**HOW TO COMPLETE THIS TASK:** A complete response lists each line of the data below that includes the word "price".

**EXTRACTED DATA:**
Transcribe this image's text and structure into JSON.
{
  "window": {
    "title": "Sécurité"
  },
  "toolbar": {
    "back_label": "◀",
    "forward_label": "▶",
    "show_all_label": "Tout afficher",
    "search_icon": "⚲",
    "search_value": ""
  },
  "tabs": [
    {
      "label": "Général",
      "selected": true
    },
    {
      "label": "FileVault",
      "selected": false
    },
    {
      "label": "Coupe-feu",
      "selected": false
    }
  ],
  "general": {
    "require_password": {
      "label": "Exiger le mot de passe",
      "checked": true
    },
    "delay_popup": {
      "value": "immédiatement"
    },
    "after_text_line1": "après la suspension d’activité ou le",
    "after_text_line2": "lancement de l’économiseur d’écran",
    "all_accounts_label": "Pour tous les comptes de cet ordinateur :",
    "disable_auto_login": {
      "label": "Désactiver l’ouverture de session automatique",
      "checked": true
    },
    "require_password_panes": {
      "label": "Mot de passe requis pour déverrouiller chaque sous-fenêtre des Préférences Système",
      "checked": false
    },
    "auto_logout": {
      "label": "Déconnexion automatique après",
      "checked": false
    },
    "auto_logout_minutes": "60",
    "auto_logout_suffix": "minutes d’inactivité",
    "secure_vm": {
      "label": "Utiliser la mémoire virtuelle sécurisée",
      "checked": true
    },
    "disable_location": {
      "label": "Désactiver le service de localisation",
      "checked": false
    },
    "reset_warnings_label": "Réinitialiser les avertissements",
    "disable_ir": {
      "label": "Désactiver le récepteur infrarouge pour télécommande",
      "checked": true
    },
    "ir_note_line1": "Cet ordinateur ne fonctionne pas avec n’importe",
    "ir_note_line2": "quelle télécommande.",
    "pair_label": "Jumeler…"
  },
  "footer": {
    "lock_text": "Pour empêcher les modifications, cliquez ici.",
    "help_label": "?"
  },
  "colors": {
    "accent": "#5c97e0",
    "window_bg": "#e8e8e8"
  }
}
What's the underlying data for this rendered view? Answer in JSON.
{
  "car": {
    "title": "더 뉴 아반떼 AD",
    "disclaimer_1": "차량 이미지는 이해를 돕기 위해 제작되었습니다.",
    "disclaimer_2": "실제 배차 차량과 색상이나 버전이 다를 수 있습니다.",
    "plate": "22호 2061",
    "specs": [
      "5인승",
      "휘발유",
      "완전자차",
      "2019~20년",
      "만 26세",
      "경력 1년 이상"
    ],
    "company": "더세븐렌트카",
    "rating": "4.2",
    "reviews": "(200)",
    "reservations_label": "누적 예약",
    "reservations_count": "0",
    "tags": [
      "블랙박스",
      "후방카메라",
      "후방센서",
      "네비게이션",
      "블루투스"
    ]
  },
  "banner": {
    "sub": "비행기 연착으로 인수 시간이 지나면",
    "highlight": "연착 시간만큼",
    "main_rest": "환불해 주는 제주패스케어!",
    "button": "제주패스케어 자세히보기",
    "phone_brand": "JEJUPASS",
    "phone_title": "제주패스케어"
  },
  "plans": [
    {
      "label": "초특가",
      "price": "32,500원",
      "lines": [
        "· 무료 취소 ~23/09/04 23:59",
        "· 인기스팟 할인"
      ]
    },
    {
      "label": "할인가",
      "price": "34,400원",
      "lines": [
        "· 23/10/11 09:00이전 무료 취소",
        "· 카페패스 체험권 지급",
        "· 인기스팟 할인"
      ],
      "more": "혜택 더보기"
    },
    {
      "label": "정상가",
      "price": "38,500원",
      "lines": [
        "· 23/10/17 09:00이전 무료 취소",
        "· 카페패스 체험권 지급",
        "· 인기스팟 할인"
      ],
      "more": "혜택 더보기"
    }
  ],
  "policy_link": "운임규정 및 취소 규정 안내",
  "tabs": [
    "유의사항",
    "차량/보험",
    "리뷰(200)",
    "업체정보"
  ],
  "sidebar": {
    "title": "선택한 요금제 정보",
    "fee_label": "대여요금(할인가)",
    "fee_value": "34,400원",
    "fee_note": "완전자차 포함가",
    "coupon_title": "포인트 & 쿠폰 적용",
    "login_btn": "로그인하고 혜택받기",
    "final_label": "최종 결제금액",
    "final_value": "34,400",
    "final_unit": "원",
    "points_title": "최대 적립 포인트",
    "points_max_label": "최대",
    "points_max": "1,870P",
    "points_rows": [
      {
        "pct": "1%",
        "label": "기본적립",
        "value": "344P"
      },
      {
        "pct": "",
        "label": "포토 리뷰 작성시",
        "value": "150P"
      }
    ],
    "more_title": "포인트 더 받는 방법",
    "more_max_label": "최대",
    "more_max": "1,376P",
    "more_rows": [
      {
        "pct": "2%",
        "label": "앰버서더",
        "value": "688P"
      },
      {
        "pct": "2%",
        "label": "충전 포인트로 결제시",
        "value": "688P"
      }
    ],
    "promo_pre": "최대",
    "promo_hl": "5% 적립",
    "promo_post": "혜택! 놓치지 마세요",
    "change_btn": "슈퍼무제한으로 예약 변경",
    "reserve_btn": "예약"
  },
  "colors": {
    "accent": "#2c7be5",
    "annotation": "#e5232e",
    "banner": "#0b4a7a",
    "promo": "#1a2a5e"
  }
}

**EXERCISE SOLUTION:**
      "price": "32,500원",
      "price": "34,400원",
      "price": "38,500원",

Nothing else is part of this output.